**Problem description:**
Scan the material for the word "heading" and return every matching line.

**Materials provided:**
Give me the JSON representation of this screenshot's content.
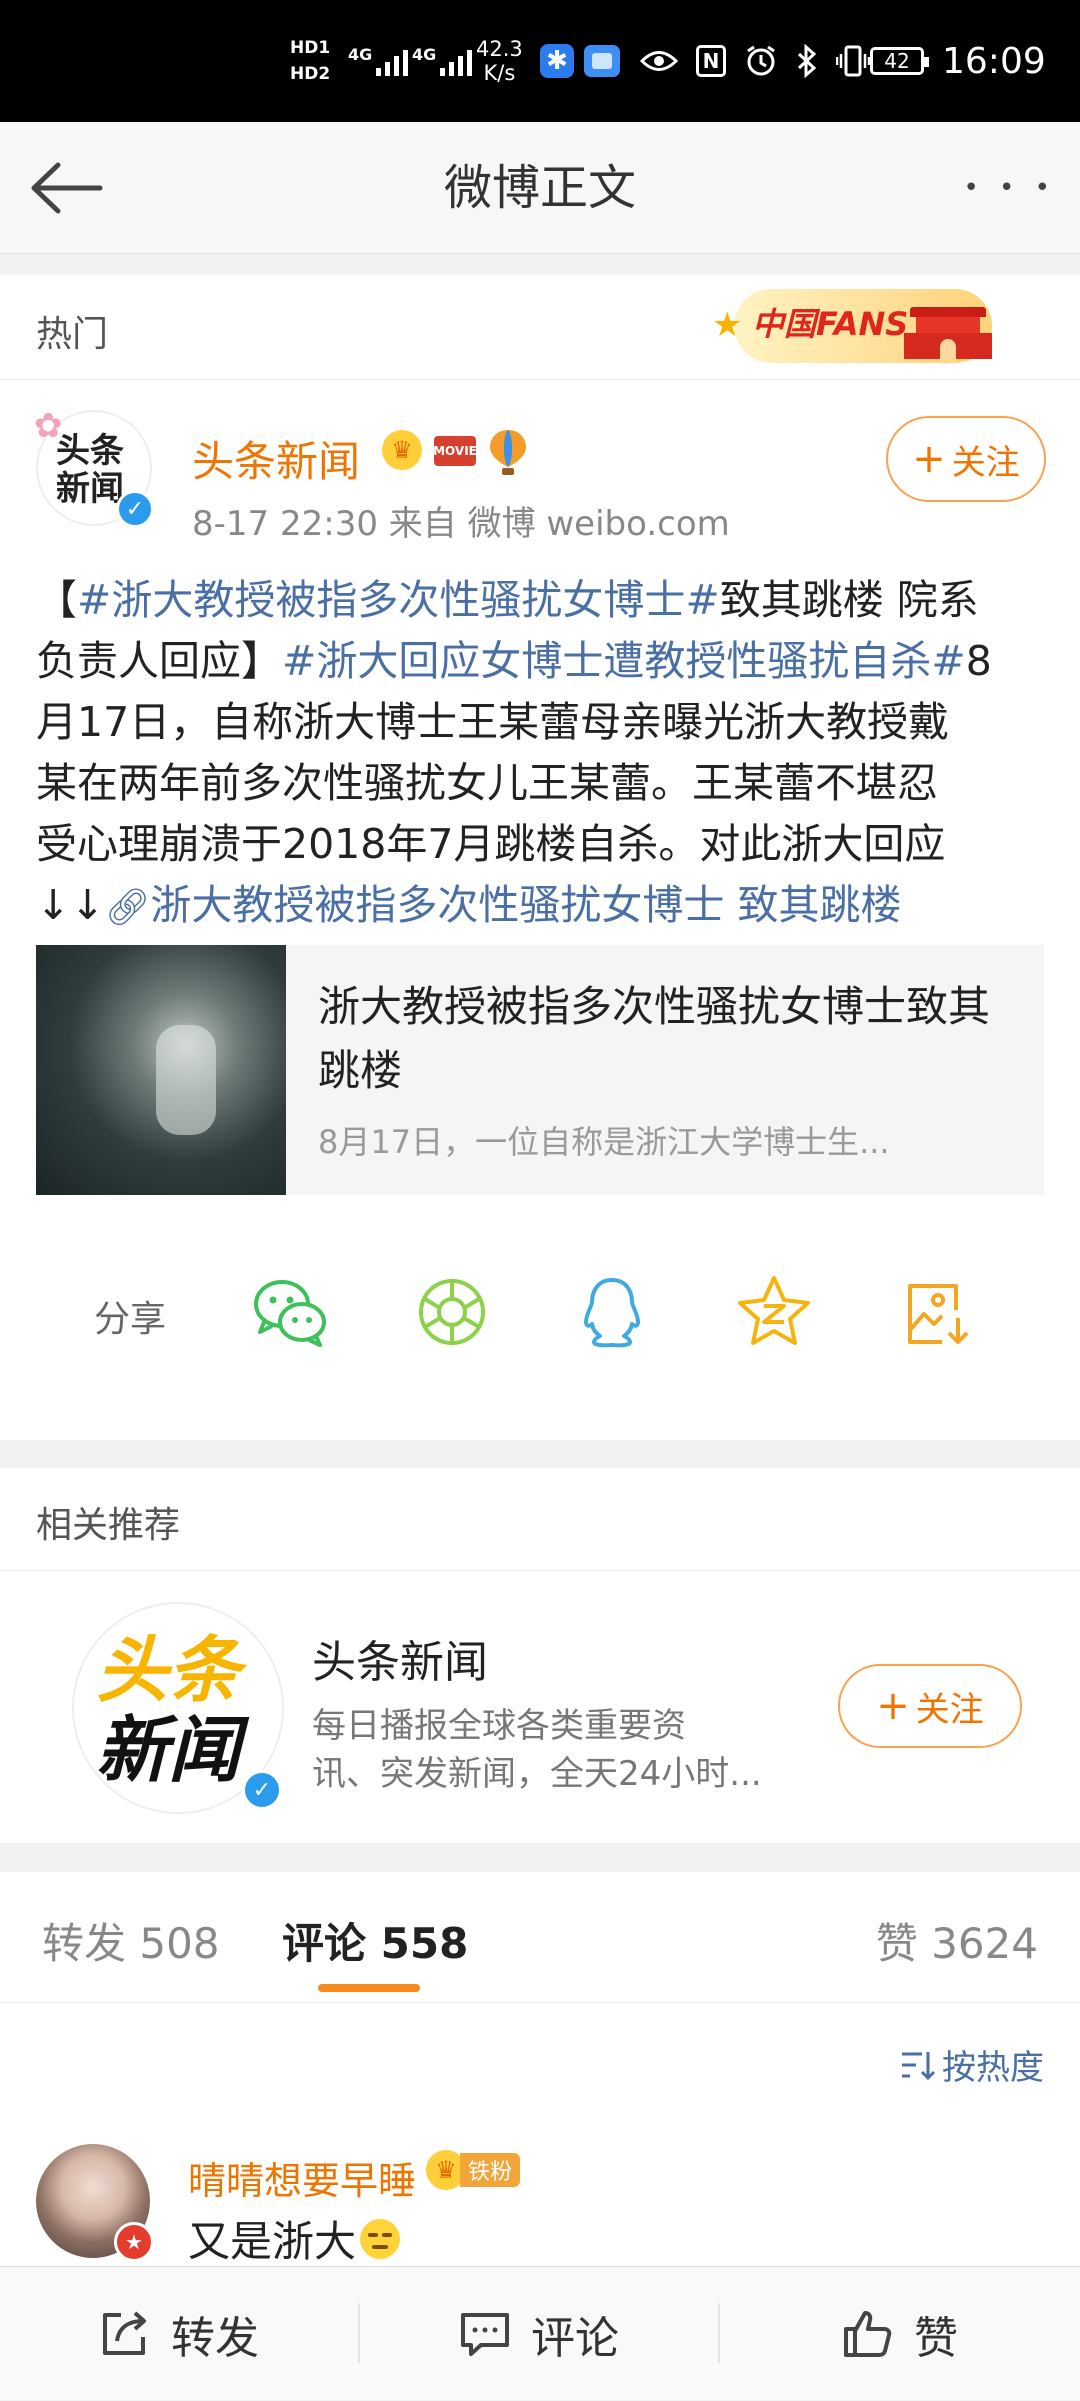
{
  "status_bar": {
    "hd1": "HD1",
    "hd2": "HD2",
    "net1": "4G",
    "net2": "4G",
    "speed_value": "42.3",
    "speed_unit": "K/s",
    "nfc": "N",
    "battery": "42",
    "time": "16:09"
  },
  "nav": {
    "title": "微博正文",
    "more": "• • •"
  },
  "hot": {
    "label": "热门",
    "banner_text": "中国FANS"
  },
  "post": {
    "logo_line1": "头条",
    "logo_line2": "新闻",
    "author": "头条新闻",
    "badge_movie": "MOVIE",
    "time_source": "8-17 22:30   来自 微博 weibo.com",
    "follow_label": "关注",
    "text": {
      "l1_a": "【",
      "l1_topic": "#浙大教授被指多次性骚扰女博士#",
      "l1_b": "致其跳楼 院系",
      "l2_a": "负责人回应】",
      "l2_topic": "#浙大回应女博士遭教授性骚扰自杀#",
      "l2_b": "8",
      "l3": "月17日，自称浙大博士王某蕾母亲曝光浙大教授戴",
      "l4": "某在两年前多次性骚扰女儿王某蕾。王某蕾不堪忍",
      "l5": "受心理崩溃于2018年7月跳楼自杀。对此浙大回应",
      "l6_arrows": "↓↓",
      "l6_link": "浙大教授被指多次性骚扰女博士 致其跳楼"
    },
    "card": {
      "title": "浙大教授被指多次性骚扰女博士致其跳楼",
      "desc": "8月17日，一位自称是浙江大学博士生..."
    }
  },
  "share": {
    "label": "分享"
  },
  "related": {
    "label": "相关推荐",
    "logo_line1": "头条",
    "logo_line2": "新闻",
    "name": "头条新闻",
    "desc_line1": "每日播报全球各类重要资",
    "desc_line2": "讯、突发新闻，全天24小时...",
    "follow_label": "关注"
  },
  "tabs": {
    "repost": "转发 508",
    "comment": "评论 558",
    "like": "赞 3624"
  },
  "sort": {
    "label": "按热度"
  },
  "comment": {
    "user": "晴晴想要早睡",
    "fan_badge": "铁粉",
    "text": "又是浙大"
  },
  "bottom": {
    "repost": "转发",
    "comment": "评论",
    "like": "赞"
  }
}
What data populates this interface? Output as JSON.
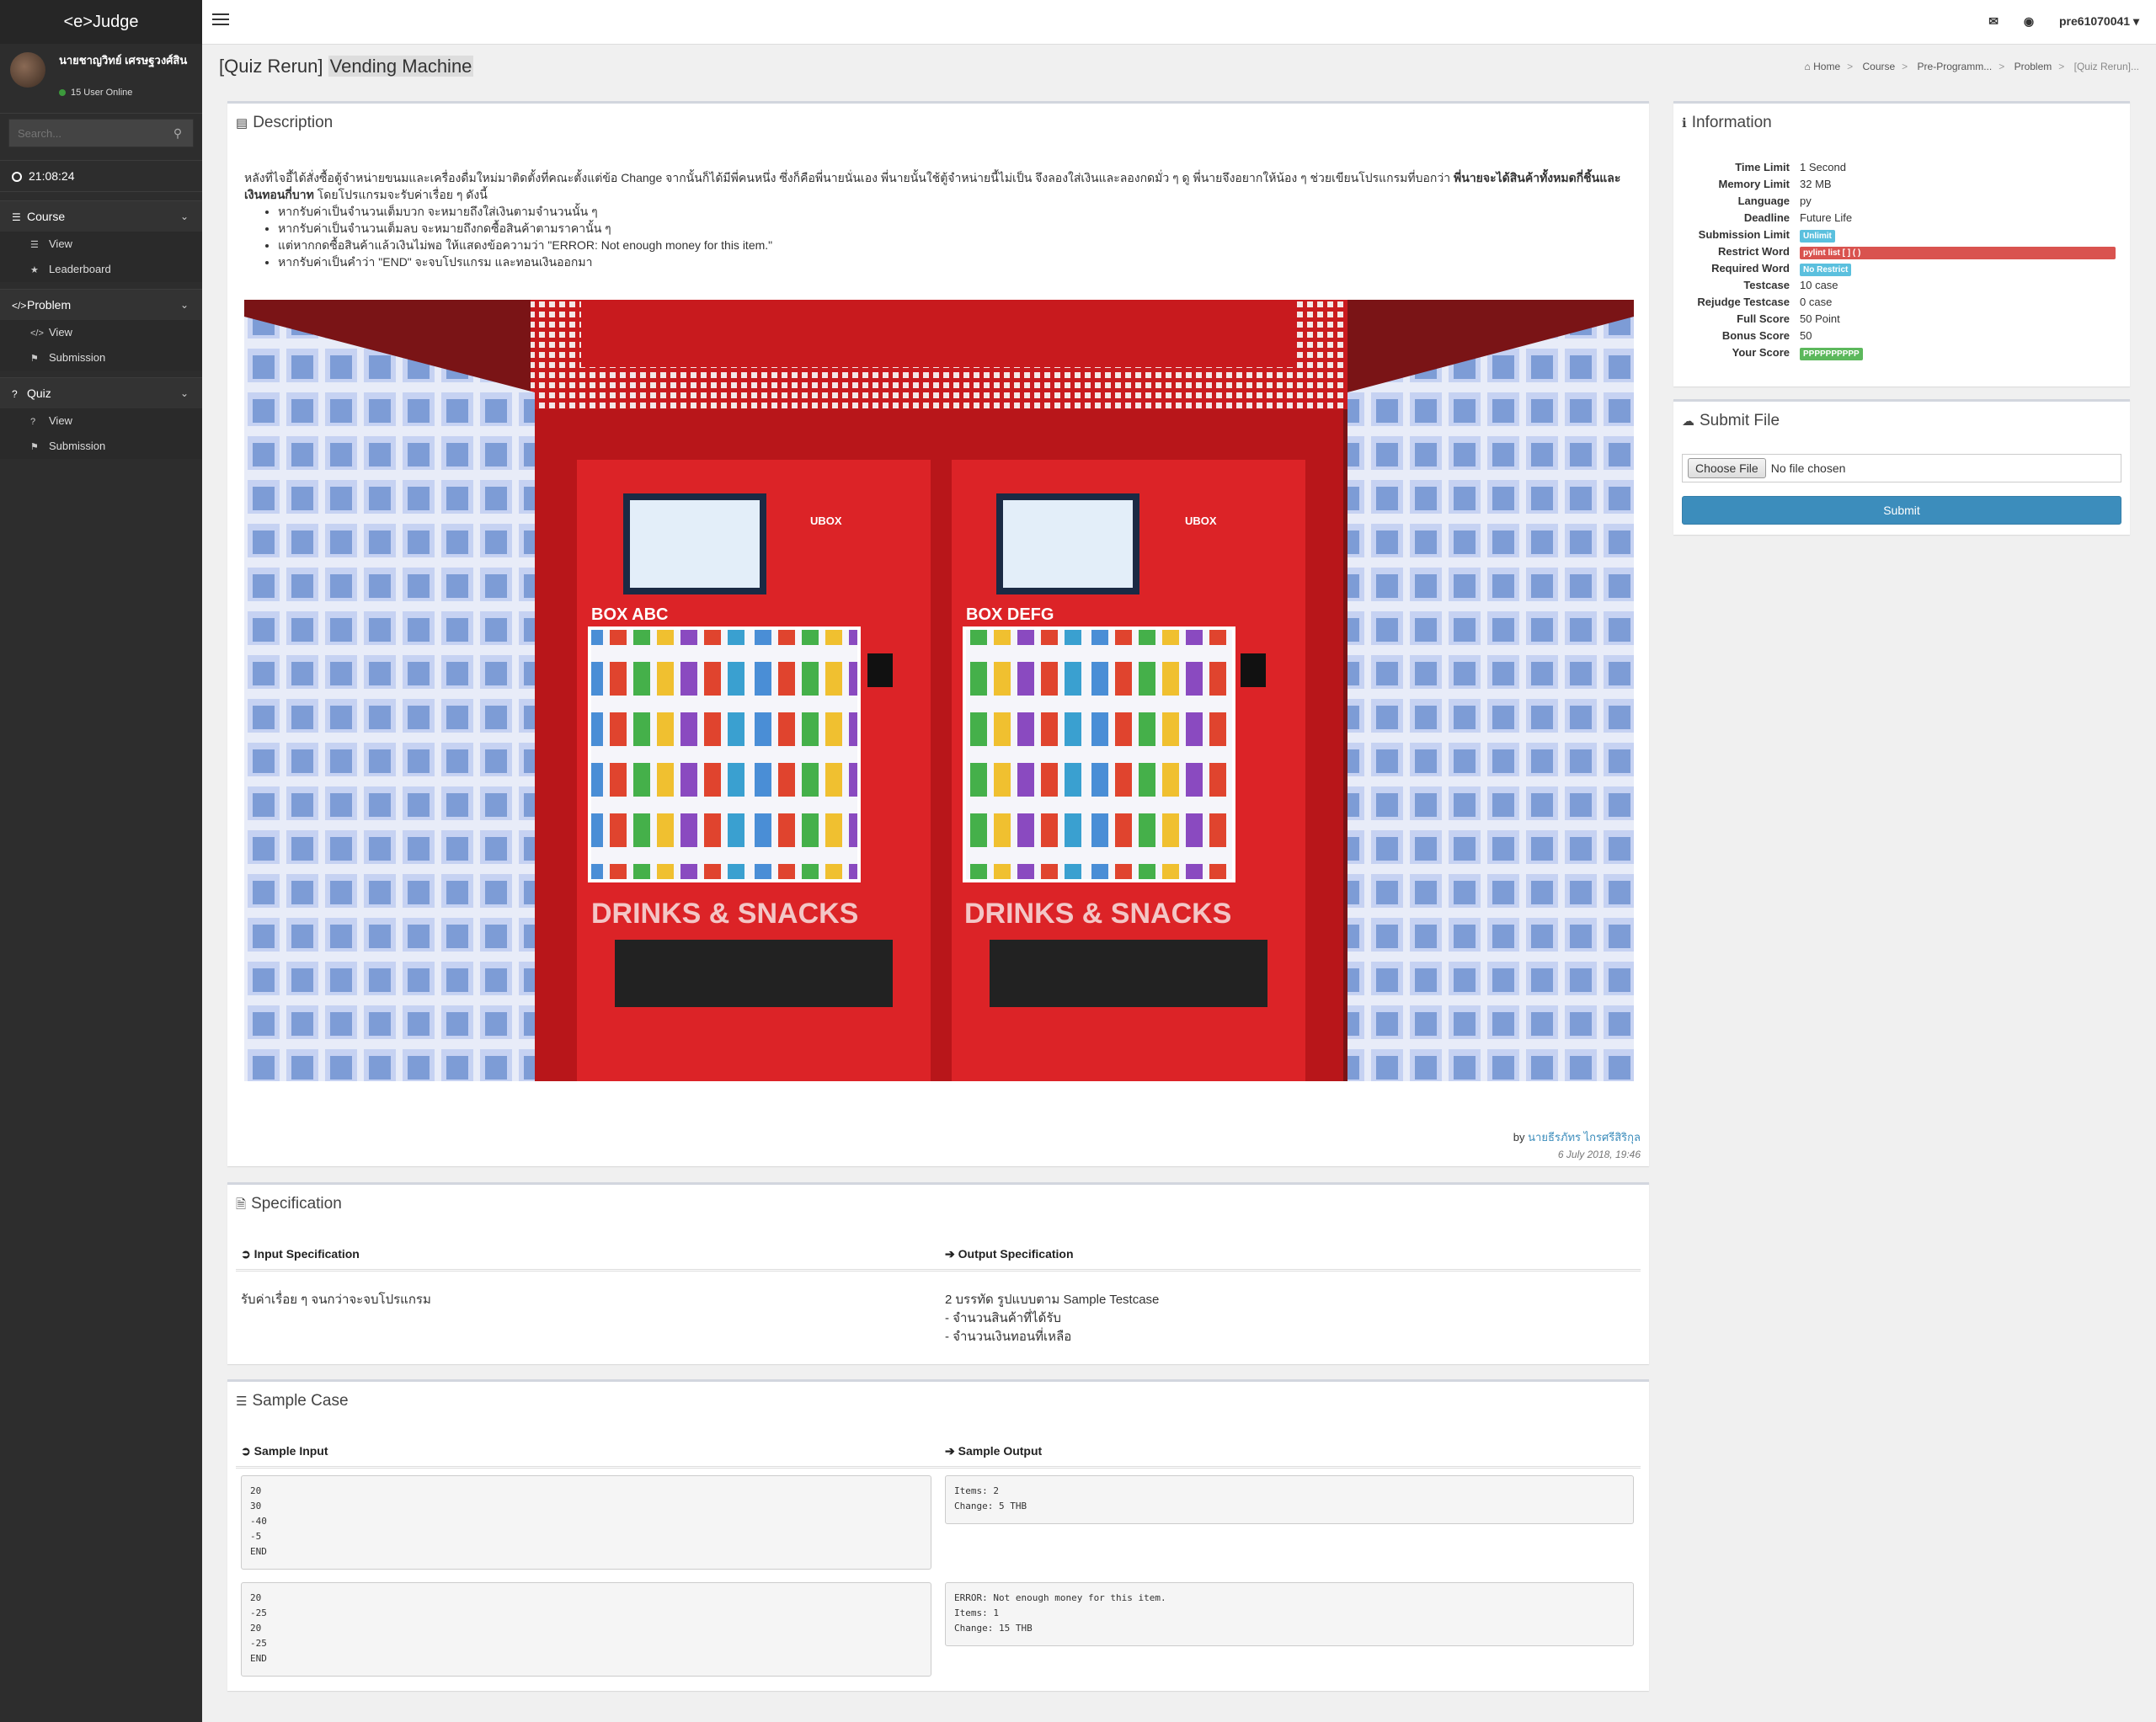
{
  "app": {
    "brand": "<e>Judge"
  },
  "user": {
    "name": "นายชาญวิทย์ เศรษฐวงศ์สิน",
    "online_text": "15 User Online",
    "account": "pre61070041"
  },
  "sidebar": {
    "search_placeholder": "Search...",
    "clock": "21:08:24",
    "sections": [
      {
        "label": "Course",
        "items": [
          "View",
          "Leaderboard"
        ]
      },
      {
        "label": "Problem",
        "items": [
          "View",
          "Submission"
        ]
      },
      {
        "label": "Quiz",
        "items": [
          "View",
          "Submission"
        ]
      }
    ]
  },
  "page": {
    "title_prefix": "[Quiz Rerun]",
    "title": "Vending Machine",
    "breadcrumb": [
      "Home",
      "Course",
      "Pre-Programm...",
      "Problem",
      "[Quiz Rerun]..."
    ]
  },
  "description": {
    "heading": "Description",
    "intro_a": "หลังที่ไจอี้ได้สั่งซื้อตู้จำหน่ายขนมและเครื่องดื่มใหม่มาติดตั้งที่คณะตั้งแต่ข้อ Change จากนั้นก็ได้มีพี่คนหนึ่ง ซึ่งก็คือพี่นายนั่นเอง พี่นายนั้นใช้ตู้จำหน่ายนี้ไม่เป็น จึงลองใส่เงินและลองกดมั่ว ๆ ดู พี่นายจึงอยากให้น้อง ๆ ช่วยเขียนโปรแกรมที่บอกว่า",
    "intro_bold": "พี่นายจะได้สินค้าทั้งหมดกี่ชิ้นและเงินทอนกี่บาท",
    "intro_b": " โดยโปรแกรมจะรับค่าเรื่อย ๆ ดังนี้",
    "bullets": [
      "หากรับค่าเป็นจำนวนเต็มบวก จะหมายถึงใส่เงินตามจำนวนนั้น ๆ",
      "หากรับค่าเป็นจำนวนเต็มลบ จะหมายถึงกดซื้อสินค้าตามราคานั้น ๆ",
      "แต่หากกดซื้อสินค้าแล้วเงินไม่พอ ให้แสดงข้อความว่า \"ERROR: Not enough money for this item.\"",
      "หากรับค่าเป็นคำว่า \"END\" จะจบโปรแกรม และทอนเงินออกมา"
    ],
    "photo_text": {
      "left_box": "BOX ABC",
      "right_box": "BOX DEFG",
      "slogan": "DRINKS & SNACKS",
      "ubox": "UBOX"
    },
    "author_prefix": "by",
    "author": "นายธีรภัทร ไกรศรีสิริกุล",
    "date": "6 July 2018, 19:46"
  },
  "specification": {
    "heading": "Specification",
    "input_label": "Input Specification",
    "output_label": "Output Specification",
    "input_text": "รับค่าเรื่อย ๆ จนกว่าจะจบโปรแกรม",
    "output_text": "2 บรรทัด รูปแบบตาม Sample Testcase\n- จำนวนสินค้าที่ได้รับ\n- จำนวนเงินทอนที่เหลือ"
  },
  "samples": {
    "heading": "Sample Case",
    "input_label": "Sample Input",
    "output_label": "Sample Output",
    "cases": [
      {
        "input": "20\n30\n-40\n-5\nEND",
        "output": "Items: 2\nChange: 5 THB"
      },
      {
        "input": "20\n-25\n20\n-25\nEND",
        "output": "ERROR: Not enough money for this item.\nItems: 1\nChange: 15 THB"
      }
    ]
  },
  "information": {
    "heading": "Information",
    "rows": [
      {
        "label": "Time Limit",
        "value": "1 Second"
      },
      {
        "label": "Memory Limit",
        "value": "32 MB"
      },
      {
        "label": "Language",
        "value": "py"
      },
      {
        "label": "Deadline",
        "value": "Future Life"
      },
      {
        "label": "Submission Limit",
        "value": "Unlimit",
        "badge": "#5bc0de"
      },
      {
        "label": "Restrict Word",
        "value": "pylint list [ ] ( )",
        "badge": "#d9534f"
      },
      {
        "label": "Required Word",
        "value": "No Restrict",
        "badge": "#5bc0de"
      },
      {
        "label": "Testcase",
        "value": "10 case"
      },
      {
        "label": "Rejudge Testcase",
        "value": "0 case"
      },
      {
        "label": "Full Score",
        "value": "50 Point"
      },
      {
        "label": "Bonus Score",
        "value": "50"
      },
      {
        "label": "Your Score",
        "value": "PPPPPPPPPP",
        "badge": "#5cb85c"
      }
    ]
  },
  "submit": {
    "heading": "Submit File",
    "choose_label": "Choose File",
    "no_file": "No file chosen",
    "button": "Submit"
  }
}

**Task result:**
    "heading": "Description",
    "heading": "Specification",
    "heading": "Sample Case",
    "heading": "Information",
    "heading": "Submit File",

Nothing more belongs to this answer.